    From 2 Peter 2:1 "They will secretly introduce destructive heresies, even denying the sovereign Lord who bought them".

    I just started reading Lee Strobel's "The Case for the Real Christ". He writes "As someone whose road to faith was paved with painstakingly researched facts and logic ... I had no choice but to grant them their full weight and open myself to the possibility that they could legitimately undermine the traditional understanding of Christ."

    To this end, Strobel interviewed Craig A. Evans who said "It doesn't surprise me that the Seminar's work is so quirky and so severly criticized by non-Seminar members -- probably 90 percent of Gospel scholars around the world."

    Evans says that they took Jesus out of context: "They move Jesus out of his Jewish world and into a Greco-Roman world, turning him into a Western academic who's up in the ivory tower smoking his pipe and -- what do you know! He's a whole lot like them."

  2. Welcome Paul.

    One could go to wikipedia or you could go to the Jesus Seminar website and read for yourself.

    Interesting use of the quote from I Peter.

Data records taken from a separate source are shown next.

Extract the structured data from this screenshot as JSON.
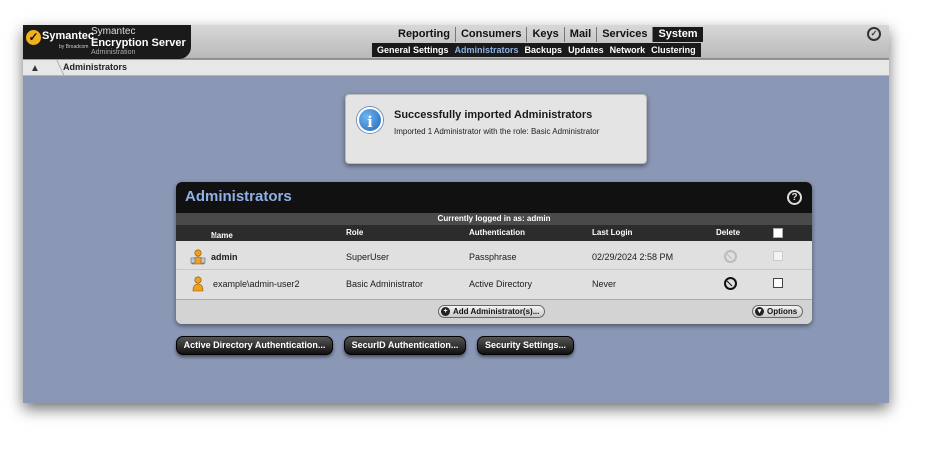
{
  "brand": {
    "logo_word": "Symantec",
    "logo_sub": "by Broadcom",
    "product_line1": "Symantec",
    "product_line2": "Encryption Server",
    "product_line3": "Administration"
  },
  "main_nav": [
    "Reporting",
    "Consumers",
    "Keys",
    "Mail",
    "Services",
    "System"
  ],
  "main_nav_active": "System",
  "sub_nav": [
    "General Settings",
    "Administrators",
    "Backups",
    "Updates",
    "Network",
    "Clustering"
  ],
  "sub_nav_active": "Administrators",
  "breadcrumb": {
    "current": "Administrators"
  },
  "notice": {
    "title": "Successfully imported Administrators",
    "body": "Imported 1 Administrator with the role: Basic Administrator"
  },
  "panel": {
    "title": "Administrators",
    "logged_in": "Currently logged in as: admin",
    "columns": {
      "name": "Name",
      "role": "Role",
      "authentication": "Authentication",
      "last_login": "Last Login",
      "delete": "Delete"
    },
    "rows": [
      {
        "name": "admin",
        "role": "SuperUser",
        "authentication": "Passphrase",
        "last_login": "02/29/2024 2:58 PM"
      },
      {
        "name": "example\\admin-user2",
        "role": "Basic Administrator",
        "authentication": "Active Directory",
        "last_login": "Never"
      }
    ],
    "add_button": "Add Administrator(s)...",
    "options_button": "Options"
  },
  "buttons": {
    "ad_auth": "Active Directory Authentication...",
    "securid_auth": "SecurID Authentication...",
    "security_settings": "Security Settings..."
  },
  "colors": {
    "background": "#8a97b5",
    "panel_title": "#8fb0e8",
    "logo_gold": "#f2b01e"
  }
}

You think God had Peter write this verse in the 1st century because he knew the Jesus Seminar would come along in the late 20th century?